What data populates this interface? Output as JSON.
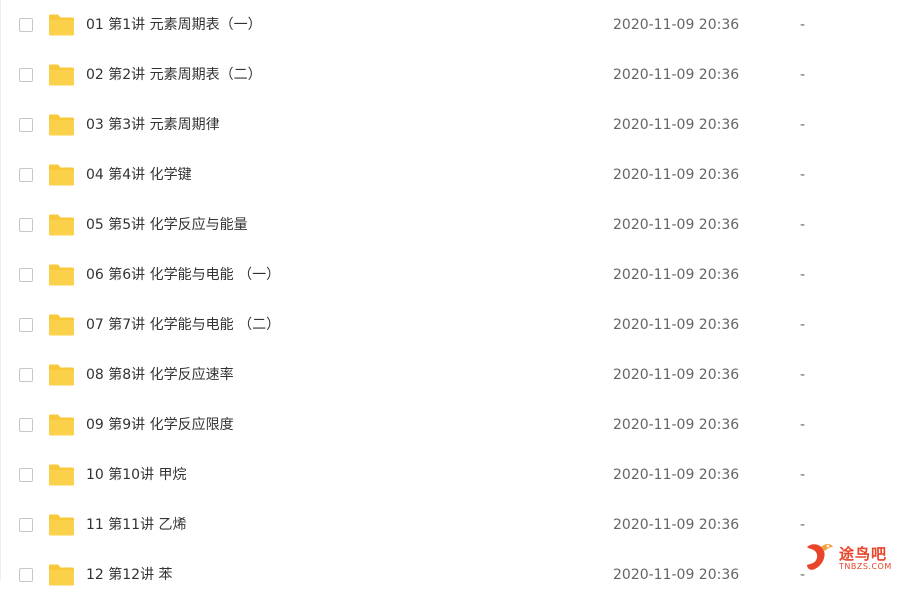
{
  "files": [
    {
      "name": "01 第1讲 元素周期表（一）",
      "modified": "2020-11-09 20:36",
      "size": "-"
    },
    {
      "name": "02 第2讲 元素周期表（二）",
      "modified": "2020-11-09 20:36",
      "size": "-"
    },
    {
      "name": "03 第3讲 元素周期律",
      "modified": "2020-11-09 20:36",
      "size": "-"
    },
    {
      "name": "04 第4讲 化学键",
      "modified": "2020-11-09 20:36",
      "size": "-"
    },
    {
      "name": "05 第5讲 化学反应与能量",
      "modified": "2020-11-09 20:36",
      "size": "-"
    },
    {
      "name": "06 第6讲 化学能与电能 （一）",
      "modified": "2020-11-09 20:36",
      "size": "-"
    },
    {
      "name": "07 第7讲 化学能与电能 （二）",
      "modified": "2020-11-09 20:36",
      "size": "-"
    },
    {
      "name": "08 第8讲 化学反应速率",
      "modified": "2020-11-09 20:36",
      "size": "-"
    },
    {
      "name": "09 第9讲 化学反应限度",
      "modified": "2020-11-09 20:36",
      "size": "-"
    },
    {
      "name": "10 第10讲 甲烷",
      "modified": "2020-11-09 20:36",
      "size": "-"
    },
    {
      "name": "11 第11讲 乙烯",
      "modified": "2020-11-09 20:36",
      "size": "-"
    },
    {
      "name": "12 第12讲 苯",
      "modified": "2020-11-09 20:36",
      "size": "-"
    }
  ],
  "folder_icon": "folder-icon",
  "folder_color": "#F9C83A",
  "watermark": {
    "text": "途鸟吧",
    "url": "TNBZS.COM"
  }
}
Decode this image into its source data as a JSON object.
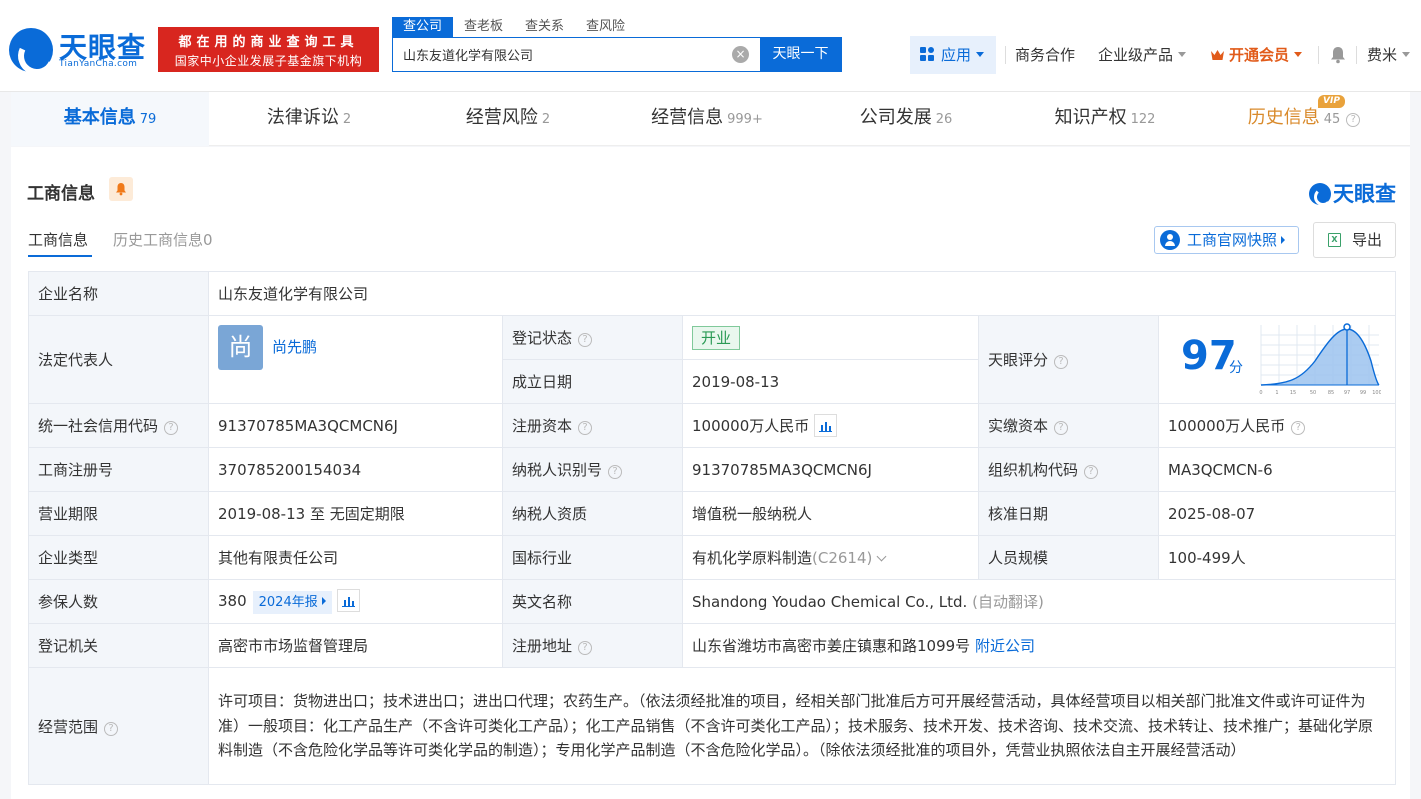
{
  "header": {
    "logo_cn": "天眼查",
    "logo_en": "TianYanCha.com",
    "banner_line1": "都在用的商业查询工具",
    "banner_line2": "国家中小企业发展子基金旗下机构",
    "search_tabs": [
      "查公司",
      "查老板",
      "查关系",
      "查风险"
    ],
    "search_value": "山东友道化学有限公司",
    "search_button": "天眼一下",
    "nav_app": "应用",
    "nav_business": "商务合作",
    "nav_enterprise": "企业级产品",
    "nav_vip": "开通会员",
    "nav_user": "费米"
  },
  "tabs": [
    {
      "label": "基本信息",
      "count": "79"
    },
    {
      "label": "法律诉讼",
      "count": "2"
    },
    {
      "label": "经营风险",
      "count": "2"
    },
    {
      "label": "经营信息",
      "count": "999+"
    },
    {
      "label": "公司发展",
      "count": "26"
    },
    {
      "label": "知识产权",
      "count": "122"
    },
    {
      "label": "历史信息",
      "count": "45"
    }
  ],
  "vip_badge": "VIP",
  "section": {
    "title": "工商信息",
    "watermark": "天眼查",
    "subtab_active": "工商信息",
    "subtab_history": "历史工商信息0",
    "snapshot_button": "工商官网快照",
    "export_button": "导出",
    "xls_glyph": "X"
  },
  "info": {
    "company_label": "企业名称",
    "company_value": "山东友道化学有限公司",
    "legal_label": "法定代表人",
    "legal_avatar": "尚",
    "legal_name": "尚先鹏",
    "status_label": "登记状态",
    "status_value": "开业",
    "found_label": "成立日期",
    "found_value": "2019-08-13",
    "score_label": "天眼评分",
    "score_value": "97",
    "score_unit": "分",
    "credit_label": "统一社会信用代码",
    "credit_value": "91370785MA3QCMCN6J",
    "capital_label": "注册资本",
    "capital_value": "100000万人民币",
    "paid_label": "实缴资本",
    "paid_value": "100000万人民币",
    "regno_label": "工商注册号",
    "regno_value": "370785200154034",
    "taxid_label": "纳税人识别号",
    "taxid_value": "91370785MA3QCMCN6J",
    "org_label": "组织机构代码",
    "org_value": "MA3QCMCN-6",
    "term_label": "营业期限",
    "term_value": "2019-08-13 至 无固定期限",
    "taxq_label": "纳税人资质",
    "taxq_value": "增值税一般纳税人",
    "approve_label": "核准日期",
    "approve_value": "2025-08-07",
    "type_label": "企业类型",
    "type_value": "其他有限责任公司",
    "industry_label": "国标行业",
    "industry_value": "有机化学原料制造",
    "industry_code": "(C2614)",
    "staff_label": "人员规模",
    "staff_value": "100-499人",
    "insured_label": "参保人数",
    "insured_value": "380",
    "insured_year": "2024年报",
    "english_label": "英文名称",
    "english_value": "Shandong Youdao Chemical Co., Ltd.",
    "english_note": "(自动翻译)",
    "authority_label": "登记机关",
    "authority_value": "高密市市场监督管理局",
    "address_label": "注册地址",
    "address_value": "山东省潍坊市高密市姜庄镇惠和路1099号",
    "address_link": "附近公司",
    "scope_label": "经营范围",
    "scope_value": "许可项目：货物进出口；技术进出口；进出口代理；农药生产。（依法须经批准的项目，经相关部门批准后方可开展经营活动，具体经营项目以相关部门批准文件或许可证件为准）一般项目：化工产品生产（不含许可类化工产品）；化工产品销售（不含许可类化工产品）；技术服务、技术开发、技术咨询、技术交流、技术转让、技术推广；基础化学原料制造（不含危险化学品等许可类化学品的制造）；专用化学产品制造（不含危险化学品）。（除依法须经批准的项目外，凭营业执照依法自主开展经营活动）"
  },
  "score_chart": {
    "ticks": [
      "0",
      "1",
      "15",
      "50",
      "85",
      "97",
      "99",
      "100"
    ],
    "marker": "97"
  },
  "colors": {
    "brand": "#0a6bd8",
    "banner": "#d8261f",
    "vip": "#e15b1a",
    "status_green": "#2a9a55"
  }
}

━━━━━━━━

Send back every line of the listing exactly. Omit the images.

What data populates this interface? Output as JSON.
{
  "files": [
    {
      "name": "01 第1讲 元素周期表（一）",
      "modified": "2020-11-09 20:36",
      "size": "-"
    },
    {
      "name": "02 第2讲 元素周期表（二）",
      "modified": "2020-11-09 20:36",
      "size": "-"
    },
    {
      "name": "03 第3讲 元素周期律",
      "modified": "2020-11-09 20:36",
      "size": "-"
    },
    {
      "name": "04 第4讲 化学键",
      "modified": "2020-11-09 20:36",
      "size": "-"
    },
    {
      "name": "05 第5讲 化学反应与能量",
      "modified": "2020-11-09 20:36",
      "size": "-"
    },
    {
      "name": "06 第6讲 化学能与电能 （一）",
      "modified": "2020-11-09 20:36",
      "size": "-"
    },
    {
      "name": "07 第7讲 化学能与电能 （二）",
      "modified": "2020-11-09 20:36",
      "size": "-"
    },
    {
      "name": "08 第8讲 化学反应速率",
      "modified": "2020-11-09 20:36",
      "size": "-"
    },
    {
      "name": "09 第9讲 化学反应限度",
      "modified": "2020-11-09 20:36",
      "size": "-"
    },
    {
      "name": "10 第10讲 甲烷",
      "modified": "2020-11-09 20:36",
      "size": "-"
    },
    {
      "name": "11 第11讲 乙烯",
      "modified": "2020-11-09 20:36",
      "size": "-"
    },
    {
      "name": "12 第12讲 苯",
      "modified": "2020-11-09 20:36",
      "size": "-"
    }
  ],
  "folder_icon": "folder-icon",
  "folder_color": "#F9C83A",
  "watermark": {
    "text": "途鸟吧",
    "url": "TNBZS.COM"
  }
}
Decode this image into its source data as a JSON object.
{
  "header": {
    "logo_cn": "天眼查",
    "logo_en": "TianYanCha.com",
    "banner_line1": "都在用的商业查询工具",
    "banner_line2": "国家中小企业发展子基金旗下机构",
    "search_tabs": [
      "查公司",
      "查老板",
      "查关系",
      "查风险"
    ],
    "search_value": "山东友道化学有限公司",
    "search_button": "天眼一下",
    "nav_app": "应用",
    "nav_business": "商务合作",
    "nav_enterprise": "企业级产品",
    "nav_vip": "开通会员",
    "nav_user": "费米"
  },
  "tabs": [
    {
      "label": "基本信息",
      "count": "79"
    },
    {
      "label": "法律诉讼",
      "count": "2"
    },
    {
      "label": "经营风险",
      "count": "2"
    },
    {
      "label": "经营信息",
      "count": "999+"
    },
    {
      "label": "公司发展",
      "count": "26"
    },
    {
      "label": "知识产权",
      "count": "122"
    },
    {
      "label": "历史信息",
      "count": "45"
    }
  ],
  "vip_badge": "VIP",
  "section": {
    "title": "工商信息",
    "watermark": "天眼查",
    "subtab_active": "工商信息",
    "subtab_history": "历史工商信息0",
    "snapshot_button": "工商官网快照",
    "export_button": "导出",
    "xls_glyph": "X"
  },
  "info": {
    "company_label": "企业名称",
    "company_value": "山东友道化学有限公司",
    "legal_label": "法定代表人",
    "legal_avatar": "尚",
    "legal_name": "尚先鹏",
    "status_label": "登记状态",
    "status_value": "开业",
    "found_label": "成立日期",
    "found_value": "2019-08-13",
    "score_label": "天眼评分",
    "score_value": "97",
    "score_unit": "分",
    "credit_label": "统一社会信用代码",
    "credit_value": "91370785MA3QCMCN6J",
    "capital_label": "注册资本",
    "capital_value": "100000万人民币",
    "paid_label": "实缴资本",
    "paid_value": "100000万人民币",
    "regno_label": "工商注册号",
    "regno_value": "370785200154034",
    "taxid_label": "纳税人识别号",
    "taxid_value": "91370785MA3QCMCN6J",
    "org_label": "组织机构代码",
    "org_value": "MA3QCMCN-6",
    "term_label": "营业期限",
    "term_value": "2019-08-13 至 无固定期限",
    "taxq_label": "纳税人资质",
    "taxq_value": "增值税一般纳税人",
    "approve_label": "核准日期",
    "approve_value": "2025-08-07",
    "type_label": "企业类型",
    "type_value": "其他有限责任公司",
    "industry_label": "国标行业",
    "industry_value": "有机化学原料制造",
    "industry_code": "(C2614)",
    "staff_label": "人员规模",
    "staff_value": "100-499人",
    "insured_label": "参保人数",
    "insured_value": "380",
    "insured_year": "2024年报",
    "english_label": "英文名称",
    "english_value": "Shandong Youdao Chemical Co., Ltd.",
    "english_note": "(自动翻译)",
    "authority_label": "登记机关",
    "authority_value": "高密市市场监督管理局",
    "address_label": "注册地址",
    "address_value": "山东省潍坊市高密市姜庄镇惠和路1099号",
    "address_link": "附近公司",
    "scope_label": "经营范围",
    "scope_value": "许可项目：货物进出口；技术进出口；进出口代理；农药生产。（依法须经批准的项目，经相关部门批准后方可开展经营活动，具体经营项目以相关部门批准文件或许可证件为准）一般项目：化工产品生产（不含许可类化工产品）；化工产品销售（不含许可类化工产品）；技术服务、技术开发、技术咨询、技术交流、技术转让、技术推广；基础化学原料制造（不含危险化学品等许可类化学品的制造）；专用化学产品制造（不含危险化学品）。（除依法须经批准的项目外，凭营业执照依法自主开展经营活动）"
  },
  "score_chart": {
    "ticks": [
      "0",
      "1",
      "15",
      "50",
      "85",
      "97",
      "99",
      "100"
    ],
    "marker": "97"
  },
  "colors": {
    "brand": "#0a6bd8",
    "banner": "#d8261f",
    "vip": "#e15b1a",
    "status_green": "#2a9a55"
  }
}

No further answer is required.